◆ Activity
Search the entries for the word "supply" and return every line where it is found.
________________
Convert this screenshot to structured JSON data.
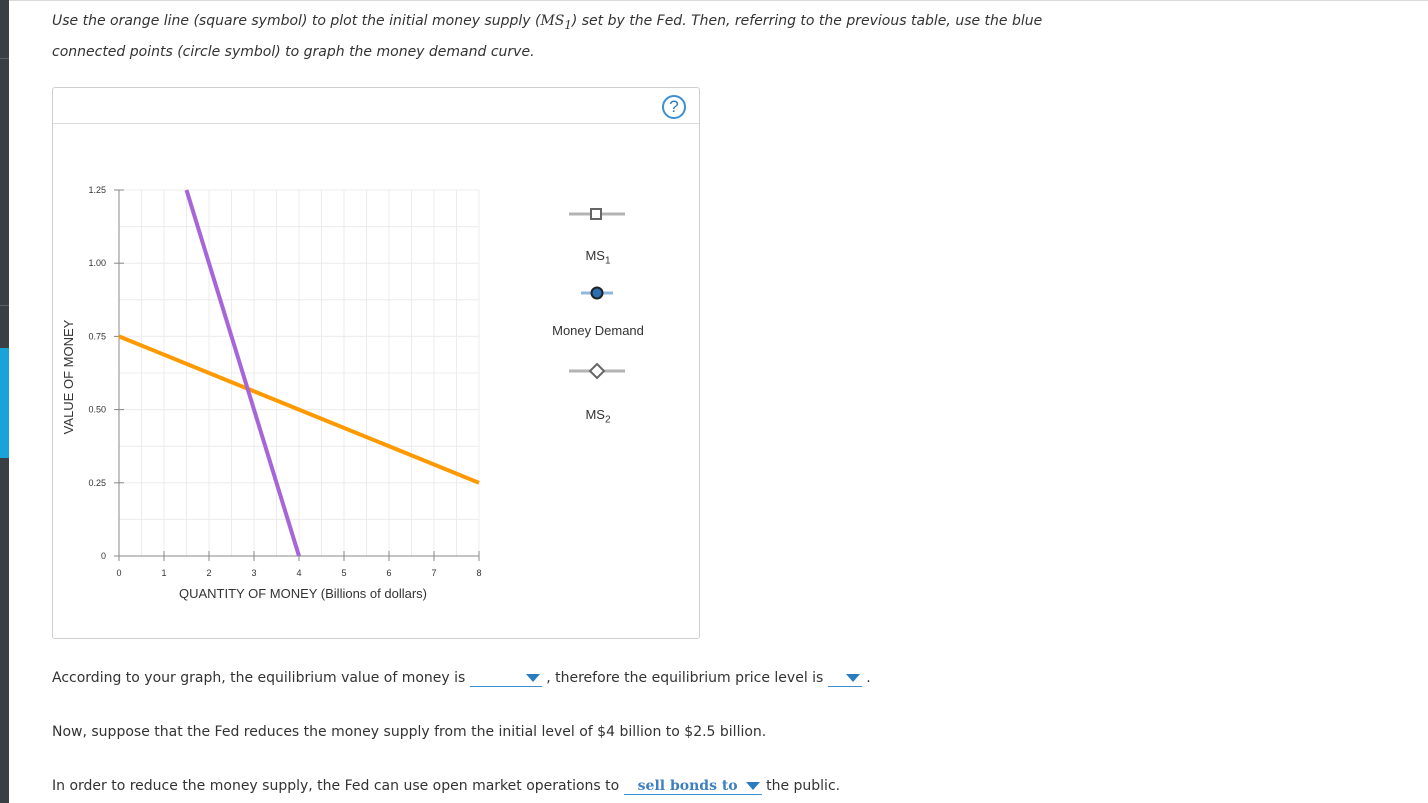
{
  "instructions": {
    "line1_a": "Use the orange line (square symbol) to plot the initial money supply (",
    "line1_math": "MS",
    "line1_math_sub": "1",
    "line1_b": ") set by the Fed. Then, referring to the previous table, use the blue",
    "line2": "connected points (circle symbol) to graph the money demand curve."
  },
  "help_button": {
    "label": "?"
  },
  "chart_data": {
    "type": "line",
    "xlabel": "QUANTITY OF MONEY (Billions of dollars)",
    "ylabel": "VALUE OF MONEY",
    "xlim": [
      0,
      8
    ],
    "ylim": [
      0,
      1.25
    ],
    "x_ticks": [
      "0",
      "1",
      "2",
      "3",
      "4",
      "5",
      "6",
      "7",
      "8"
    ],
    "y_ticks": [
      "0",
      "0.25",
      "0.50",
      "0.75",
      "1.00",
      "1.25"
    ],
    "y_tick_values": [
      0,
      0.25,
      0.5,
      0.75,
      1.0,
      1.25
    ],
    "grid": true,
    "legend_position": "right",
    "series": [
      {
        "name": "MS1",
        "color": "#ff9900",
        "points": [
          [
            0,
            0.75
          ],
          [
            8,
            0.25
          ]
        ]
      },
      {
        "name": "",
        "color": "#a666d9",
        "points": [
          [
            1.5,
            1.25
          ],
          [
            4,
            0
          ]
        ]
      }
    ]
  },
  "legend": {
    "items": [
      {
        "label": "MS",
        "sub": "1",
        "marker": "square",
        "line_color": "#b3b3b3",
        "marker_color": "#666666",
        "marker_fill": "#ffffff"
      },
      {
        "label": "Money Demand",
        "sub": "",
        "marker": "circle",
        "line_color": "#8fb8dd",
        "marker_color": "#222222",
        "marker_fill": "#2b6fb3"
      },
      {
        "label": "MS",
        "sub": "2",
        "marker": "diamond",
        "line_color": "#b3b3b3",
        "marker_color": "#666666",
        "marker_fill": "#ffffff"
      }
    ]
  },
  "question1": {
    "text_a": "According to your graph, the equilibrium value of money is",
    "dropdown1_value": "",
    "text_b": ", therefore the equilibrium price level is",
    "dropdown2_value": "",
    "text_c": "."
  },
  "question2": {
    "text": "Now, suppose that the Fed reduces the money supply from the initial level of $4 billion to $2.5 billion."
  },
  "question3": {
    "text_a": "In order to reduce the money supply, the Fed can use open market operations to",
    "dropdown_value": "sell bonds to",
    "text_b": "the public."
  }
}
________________
◆ Answer to the exercise
    "line1_a": "Use the orange line (square symbol) to plot the initial money supply (",
    "text": "Now, suppose that the Fed reduces the money supply from the initial level of $4 billion to $2.5 billion."
    "text_a": "In order to reduce the money supply, the Fed can use open market operations to",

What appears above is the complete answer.